[Component data from apps and pages]
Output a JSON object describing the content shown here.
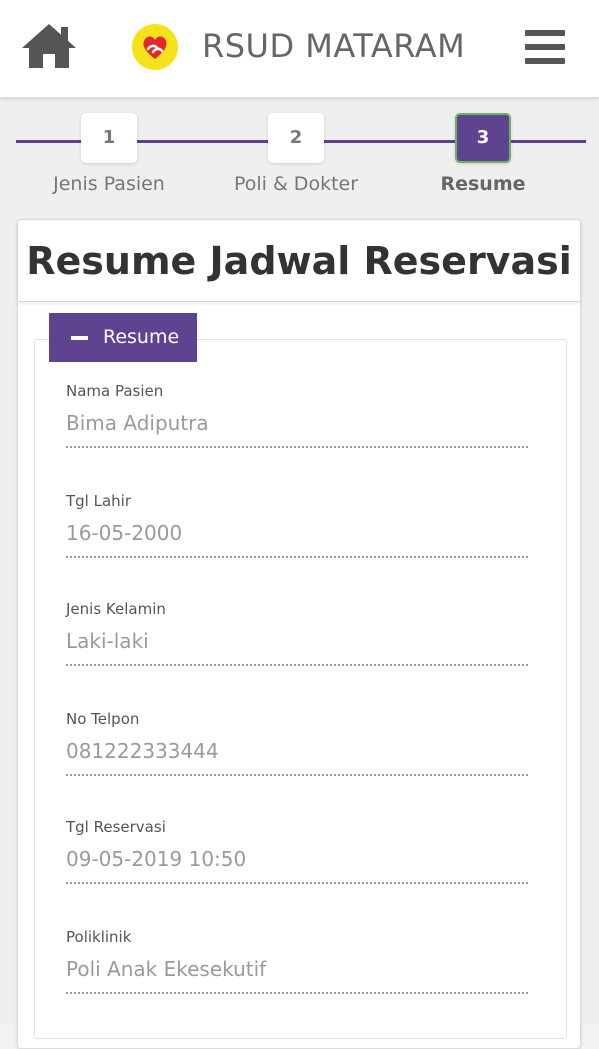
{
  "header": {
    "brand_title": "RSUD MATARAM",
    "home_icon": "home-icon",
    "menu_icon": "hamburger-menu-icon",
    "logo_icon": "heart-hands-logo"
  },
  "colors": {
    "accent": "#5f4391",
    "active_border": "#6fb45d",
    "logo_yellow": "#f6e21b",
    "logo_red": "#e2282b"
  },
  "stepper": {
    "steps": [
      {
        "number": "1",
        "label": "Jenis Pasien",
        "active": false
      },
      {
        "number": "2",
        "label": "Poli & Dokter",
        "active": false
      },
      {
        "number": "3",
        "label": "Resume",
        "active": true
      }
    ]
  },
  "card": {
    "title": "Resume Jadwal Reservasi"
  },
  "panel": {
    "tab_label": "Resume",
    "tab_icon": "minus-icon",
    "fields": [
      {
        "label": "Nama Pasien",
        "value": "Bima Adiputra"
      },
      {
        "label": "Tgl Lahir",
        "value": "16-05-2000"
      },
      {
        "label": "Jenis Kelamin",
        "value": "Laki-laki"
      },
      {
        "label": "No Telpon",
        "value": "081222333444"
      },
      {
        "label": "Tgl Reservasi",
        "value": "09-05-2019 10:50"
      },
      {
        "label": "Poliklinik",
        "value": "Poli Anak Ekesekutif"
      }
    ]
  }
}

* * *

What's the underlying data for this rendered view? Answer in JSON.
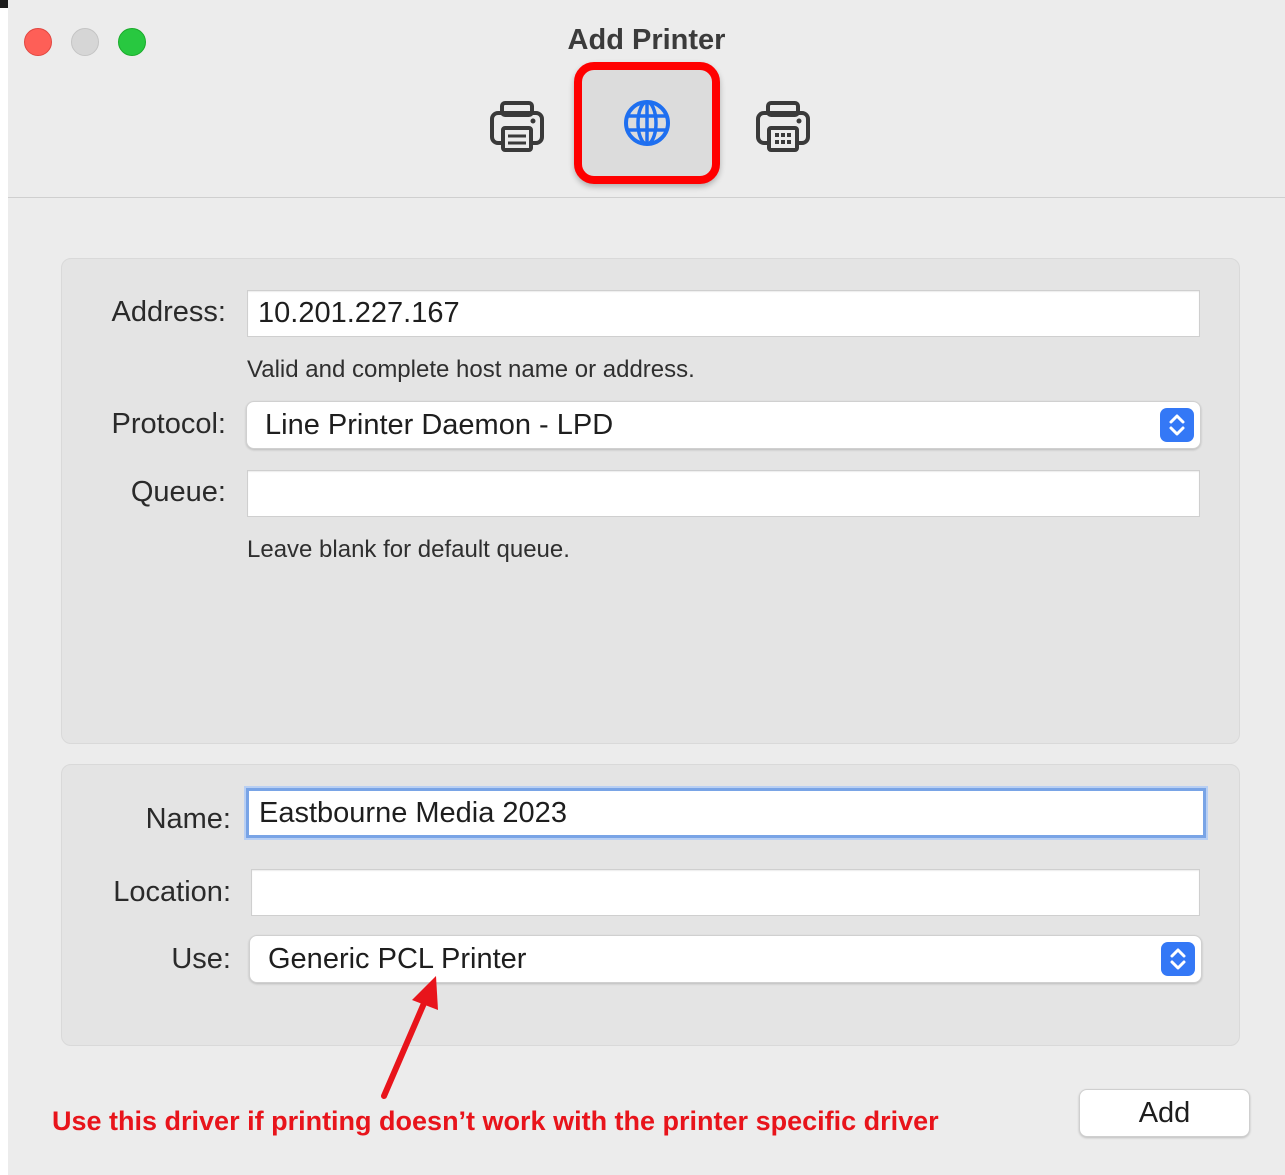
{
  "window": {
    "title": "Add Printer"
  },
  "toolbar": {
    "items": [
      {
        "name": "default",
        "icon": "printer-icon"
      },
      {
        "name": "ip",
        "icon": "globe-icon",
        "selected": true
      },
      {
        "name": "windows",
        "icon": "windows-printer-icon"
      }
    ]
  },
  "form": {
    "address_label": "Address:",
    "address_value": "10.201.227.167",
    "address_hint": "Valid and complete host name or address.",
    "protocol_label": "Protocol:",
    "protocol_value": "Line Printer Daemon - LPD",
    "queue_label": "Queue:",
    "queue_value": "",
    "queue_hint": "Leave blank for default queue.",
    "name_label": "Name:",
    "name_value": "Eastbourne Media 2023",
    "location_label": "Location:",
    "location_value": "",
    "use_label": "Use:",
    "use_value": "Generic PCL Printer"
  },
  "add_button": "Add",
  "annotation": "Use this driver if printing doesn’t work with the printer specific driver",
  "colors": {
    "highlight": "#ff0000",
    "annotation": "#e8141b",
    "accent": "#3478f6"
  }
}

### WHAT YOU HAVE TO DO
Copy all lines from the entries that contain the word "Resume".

### ANSWER
        "label": "Resume",
    "title": "Resume Jadwal Reservasi"
    "tab_label": "Resume",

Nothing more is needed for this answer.